Wells Fargo, NA is on the receiving end of a proposed class action lawsuit in which 10 South Carolina consumers claim the bank unlawfully disclosed their full or partial Social Security numbers in public-record legal pleadings.
Wells Fargo, NA is on the receiving end of a proposed class action lawsuit in which 10 South Carolina consumers claim the bank unlawfully disclosed their full or partial Social Security numbers in public-record legal pleadings as part of collection actions.
Citing South Carolina law, the 17-page suit, which now resides in the state’s district court, explains that consumers’ personal identifying information—such as Social Security numbers, driver’s license numbers, tax IDs, and passport numbers—must be redacted in court filings, which are considered a matter of public record. When Wells Fargo filed debt collection complaints against the plaintiffs and proposed class members, the bank certified to the court that it would comply with South Carolina’s redaction rules, the suit says. According to the lawsuit, this certification from Wells Fargo was false.

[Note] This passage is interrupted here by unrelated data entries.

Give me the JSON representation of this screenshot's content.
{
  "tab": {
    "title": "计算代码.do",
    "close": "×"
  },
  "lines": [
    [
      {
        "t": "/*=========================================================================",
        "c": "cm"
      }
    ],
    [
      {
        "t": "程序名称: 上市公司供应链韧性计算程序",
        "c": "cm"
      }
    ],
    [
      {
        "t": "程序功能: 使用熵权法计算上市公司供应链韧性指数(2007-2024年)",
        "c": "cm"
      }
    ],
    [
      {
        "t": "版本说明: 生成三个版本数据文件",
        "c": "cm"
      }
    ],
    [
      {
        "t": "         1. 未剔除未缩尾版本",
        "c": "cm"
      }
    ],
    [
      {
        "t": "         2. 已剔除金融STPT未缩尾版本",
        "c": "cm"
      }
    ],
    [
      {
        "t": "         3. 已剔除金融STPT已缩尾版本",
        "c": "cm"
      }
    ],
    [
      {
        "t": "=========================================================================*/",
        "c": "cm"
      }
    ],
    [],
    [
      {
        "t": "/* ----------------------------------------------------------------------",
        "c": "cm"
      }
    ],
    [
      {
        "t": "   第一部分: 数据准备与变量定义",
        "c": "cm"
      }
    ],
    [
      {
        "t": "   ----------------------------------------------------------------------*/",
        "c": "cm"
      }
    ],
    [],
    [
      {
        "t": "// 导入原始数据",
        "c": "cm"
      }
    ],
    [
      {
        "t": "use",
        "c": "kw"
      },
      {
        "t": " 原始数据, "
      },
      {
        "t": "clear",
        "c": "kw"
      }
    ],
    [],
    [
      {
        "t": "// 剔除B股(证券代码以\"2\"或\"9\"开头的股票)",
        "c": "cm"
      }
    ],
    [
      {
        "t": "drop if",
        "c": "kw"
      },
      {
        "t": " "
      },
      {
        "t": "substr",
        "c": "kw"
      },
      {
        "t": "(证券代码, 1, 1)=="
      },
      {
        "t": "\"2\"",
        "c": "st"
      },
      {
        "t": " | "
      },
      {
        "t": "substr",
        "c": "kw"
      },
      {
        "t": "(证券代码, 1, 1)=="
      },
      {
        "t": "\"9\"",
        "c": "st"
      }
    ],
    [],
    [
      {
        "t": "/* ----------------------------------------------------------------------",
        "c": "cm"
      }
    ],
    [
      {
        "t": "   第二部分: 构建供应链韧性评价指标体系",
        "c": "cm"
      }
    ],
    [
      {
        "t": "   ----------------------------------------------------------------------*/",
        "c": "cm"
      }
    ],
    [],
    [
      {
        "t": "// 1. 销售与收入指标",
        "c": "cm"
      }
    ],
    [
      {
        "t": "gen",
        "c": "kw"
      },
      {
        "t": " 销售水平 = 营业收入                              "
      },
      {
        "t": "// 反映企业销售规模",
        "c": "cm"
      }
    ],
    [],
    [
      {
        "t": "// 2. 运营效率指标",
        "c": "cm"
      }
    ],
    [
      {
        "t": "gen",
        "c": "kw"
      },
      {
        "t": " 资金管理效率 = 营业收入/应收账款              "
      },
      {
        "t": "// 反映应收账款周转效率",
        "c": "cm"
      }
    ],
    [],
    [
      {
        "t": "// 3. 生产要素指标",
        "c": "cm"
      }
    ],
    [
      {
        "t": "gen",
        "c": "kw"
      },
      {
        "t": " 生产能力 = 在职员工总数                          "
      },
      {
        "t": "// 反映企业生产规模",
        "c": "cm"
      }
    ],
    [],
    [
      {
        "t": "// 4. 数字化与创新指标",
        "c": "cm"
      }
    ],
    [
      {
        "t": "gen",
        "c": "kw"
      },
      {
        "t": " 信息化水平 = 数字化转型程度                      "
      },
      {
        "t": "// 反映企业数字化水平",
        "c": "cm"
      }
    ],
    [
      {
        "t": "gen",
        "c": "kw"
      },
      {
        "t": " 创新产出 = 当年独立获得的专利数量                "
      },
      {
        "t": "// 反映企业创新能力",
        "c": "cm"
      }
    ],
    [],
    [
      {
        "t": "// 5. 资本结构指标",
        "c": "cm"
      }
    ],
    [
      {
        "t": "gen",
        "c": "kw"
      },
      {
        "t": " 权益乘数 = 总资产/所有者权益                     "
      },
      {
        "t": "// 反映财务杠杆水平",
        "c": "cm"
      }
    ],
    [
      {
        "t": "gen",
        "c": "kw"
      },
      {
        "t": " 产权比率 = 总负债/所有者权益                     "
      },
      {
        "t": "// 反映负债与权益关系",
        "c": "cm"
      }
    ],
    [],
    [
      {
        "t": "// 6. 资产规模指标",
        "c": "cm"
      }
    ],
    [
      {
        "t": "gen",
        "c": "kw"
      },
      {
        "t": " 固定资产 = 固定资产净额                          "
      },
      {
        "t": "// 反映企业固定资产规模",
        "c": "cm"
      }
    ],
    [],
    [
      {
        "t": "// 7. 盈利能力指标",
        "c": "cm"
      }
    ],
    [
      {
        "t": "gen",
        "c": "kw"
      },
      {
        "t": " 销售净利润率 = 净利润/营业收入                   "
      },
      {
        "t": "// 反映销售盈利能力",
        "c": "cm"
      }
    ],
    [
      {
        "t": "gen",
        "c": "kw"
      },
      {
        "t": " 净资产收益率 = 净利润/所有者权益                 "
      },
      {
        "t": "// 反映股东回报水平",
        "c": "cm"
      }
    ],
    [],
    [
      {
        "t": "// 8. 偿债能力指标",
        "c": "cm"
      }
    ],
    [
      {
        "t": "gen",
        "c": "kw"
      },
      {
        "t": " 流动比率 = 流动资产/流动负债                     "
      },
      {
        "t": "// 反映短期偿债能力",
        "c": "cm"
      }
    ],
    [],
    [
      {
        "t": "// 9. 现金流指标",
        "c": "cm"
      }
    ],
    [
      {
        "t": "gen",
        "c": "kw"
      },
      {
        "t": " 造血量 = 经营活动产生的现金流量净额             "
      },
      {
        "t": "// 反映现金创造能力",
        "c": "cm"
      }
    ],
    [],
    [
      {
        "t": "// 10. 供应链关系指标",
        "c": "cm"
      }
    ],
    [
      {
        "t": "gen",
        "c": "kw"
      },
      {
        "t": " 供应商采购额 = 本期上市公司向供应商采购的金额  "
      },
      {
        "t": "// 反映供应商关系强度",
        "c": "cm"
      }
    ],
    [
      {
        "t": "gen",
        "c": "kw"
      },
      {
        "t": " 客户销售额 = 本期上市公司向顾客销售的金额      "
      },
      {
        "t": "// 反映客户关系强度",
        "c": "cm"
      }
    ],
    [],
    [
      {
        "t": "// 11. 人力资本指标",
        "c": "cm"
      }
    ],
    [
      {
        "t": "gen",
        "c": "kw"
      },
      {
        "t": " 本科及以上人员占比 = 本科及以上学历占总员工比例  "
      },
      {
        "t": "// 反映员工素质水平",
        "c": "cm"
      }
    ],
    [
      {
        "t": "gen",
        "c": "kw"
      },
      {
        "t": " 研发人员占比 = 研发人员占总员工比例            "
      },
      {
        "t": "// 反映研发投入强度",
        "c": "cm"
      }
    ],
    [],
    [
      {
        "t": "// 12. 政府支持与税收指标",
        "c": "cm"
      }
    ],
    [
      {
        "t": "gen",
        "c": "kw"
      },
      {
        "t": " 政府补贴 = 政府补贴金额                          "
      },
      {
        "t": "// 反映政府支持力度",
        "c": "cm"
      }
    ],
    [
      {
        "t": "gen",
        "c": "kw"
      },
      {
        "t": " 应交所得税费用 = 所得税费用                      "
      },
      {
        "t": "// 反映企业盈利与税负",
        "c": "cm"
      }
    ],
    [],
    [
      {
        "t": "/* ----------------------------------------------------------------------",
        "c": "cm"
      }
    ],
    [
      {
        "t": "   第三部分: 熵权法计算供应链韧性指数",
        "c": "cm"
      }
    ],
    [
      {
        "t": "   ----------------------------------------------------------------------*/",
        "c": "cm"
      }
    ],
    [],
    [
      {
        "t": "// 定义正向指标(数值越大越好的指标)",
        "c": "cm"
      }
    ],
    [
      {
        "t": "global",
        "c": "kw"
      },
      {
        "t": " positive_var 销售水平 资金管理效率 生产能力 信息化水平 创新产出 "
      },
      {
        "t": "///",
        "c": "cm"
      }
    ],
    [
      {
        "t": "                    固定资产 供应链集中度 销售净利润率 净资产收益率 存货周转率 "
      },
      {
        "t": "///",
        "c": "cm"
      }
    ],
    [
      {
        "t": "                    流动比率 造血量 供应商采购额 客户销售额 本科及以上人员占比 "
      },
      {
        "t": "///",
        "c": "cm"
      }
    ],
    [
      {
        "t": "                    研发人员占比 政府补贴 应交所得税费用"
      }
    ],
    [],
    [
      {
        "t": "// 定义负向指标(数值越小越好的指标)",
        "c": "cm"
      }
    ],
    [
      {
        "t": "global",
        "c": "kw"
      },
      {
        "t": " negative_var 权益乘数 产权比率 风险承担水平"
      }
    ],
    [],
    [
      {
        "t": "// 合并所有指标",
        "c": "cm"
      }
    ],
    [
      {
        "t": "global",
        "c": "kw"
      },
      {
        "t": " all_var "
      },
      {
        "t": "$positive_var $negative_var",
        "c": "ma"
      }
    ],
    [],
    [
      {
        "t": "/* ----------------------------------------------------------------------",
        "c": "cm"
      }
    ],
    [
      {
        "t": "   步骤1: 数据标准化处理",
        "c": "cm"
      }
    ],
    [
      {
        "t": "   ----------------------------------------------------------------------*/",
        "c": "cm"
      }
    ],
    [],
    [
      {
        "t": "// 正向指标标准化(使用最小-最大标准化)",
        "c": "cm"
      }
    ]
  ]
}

“Time and again—even after actual notice of its non-compliance—Defendant entered portions (or more) of consumer’s [sic] social security numbers into the public record,” the complaint states.
The lawsuit alleges that Wells Fargo failed to redact consumers’ private information from court filings more than 500 times since 2016 and “made it 1,000 times easier” for a South Carolina consumer’s full Social Security number to be discovered by “thieves and other predators.” The case explains that Wells Fargo displayed the last four digits of consumers’ Social Security numbers, or the serial number portion, which the suit says is the most “difficult to guess.” If an identity thief was supplied with a consumer’s serial number from Wells Fargo, he or she could more easily ascertain the first five digits of the Social Security number, which until fairly recently related to the geographic area and age of the individual, according to the suit.
“Until the SSA randomized the process in 2011, Social Security numbers corresponded directly with where the recipient was born or was first issued a number,” the complaint explains.
The lawsuit argues that Wells Fargo “knew or should have known” that its conduct violated South Carolina law and consumers’ right to privacy yet continued to file unredacted Social Security numbers in court.